[Opening Extracted material section]
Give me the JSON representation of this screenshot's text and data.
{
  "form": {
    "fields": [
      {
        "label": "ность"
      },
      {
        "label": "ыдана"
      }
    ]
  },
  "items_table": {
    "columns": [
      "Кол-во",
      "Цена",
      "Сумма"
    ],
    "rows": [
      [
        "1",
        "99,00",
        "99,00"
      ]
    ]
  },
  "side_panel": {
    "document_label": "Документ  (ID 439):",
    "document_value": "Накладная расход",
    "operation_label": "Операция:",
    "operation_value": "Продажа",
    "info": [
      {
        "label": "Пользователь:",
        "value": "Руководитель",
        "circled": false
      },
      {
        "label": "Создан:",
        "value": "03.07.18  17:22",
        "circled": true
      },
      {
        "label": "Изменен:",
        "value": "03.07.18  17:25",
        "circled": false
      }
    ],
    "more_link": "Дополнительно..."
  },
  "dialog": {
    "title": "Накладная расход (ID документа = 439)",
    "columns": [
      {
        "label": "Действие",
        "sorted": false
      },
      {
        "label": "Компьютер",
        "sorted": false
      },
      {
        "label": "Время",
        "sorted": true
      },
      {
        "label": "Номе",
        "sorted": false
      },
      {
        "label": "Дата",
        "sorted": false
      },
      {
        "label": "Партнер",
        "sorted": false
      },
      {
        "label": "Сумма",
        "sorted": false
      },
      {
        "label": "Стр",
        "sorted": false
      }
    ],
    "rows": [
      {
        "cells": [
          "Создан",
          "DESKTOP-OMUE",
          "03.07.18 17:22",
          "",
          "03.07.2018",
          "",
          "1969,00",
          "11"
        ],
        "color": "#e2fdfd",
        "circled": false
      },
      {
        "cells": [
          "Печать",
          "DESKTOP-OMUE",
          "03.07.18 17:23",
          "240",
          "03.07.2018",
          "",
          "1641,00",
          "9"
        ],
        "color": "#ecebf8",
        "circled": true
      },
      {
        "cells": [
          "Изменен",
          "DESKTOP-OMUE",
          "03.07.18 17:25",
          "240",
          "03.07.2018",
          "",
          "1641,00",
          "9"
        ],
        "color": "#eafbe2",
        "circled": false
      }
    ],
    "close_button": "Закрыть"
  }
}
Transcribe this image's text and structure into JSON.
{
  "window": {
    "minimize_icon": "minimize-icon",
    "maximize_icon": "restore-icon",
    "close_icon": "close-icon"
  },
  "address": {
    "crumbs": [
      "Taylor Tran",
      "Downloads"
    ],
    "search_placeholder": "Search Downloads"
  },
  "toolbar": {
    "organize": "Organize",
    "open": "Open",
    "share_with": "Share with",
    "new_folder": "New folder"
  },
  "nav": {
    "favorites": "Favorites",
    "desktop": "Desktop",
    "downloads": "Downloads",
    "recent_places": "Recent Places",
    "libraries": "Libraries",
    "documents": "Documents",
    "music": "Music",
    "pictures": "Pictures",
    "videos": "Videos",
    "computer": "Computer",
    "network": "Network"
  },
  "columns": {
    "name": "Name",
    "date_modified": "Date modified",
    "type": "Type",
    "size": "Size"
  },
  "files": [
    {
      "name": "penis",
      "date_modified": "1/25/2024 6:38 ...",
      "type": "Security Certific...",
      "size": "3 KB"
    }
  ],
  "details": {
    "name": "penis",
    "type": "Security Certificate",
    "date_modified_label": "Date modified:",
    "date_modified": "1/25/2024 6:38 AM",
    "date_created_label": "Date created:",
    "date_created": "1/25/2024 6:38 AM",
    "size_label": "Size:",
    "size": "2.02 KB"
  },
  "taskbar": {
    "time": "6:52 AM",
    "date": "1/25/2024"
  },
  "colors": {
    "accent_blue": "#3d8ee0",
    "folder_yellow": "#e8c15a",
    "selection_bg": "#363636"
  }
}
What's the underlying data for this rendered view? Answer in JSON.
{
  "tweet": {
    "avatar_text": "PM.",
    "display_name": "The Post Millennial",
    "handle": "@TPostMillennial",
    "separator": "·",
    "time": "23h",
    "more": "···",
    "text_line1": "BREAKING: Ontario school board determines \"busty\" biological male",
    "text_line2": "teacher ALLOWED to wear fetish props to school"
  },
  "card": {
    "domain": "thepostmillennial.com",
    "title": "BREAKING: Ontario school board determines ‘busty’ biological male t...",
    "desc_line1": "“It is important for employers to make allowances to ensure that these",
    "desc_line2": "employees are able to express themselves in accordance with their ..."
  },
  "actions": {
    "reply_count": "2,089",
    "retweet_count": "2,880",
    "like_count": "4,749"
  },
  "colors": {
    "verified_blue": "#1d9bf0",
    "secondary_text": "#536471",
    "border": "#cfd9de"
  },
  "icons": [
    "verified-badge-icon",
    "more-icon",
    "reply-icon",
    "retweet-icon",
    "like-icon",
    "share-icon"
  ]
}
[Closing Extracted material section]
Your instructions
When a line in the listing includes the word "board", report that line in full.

Answer space
    "text_line1": "BREAKING: Ontario school board determines \"busty\" biological male",
    "title": "BREAKING: Ontario school board determines ‘busty’ biological male t...",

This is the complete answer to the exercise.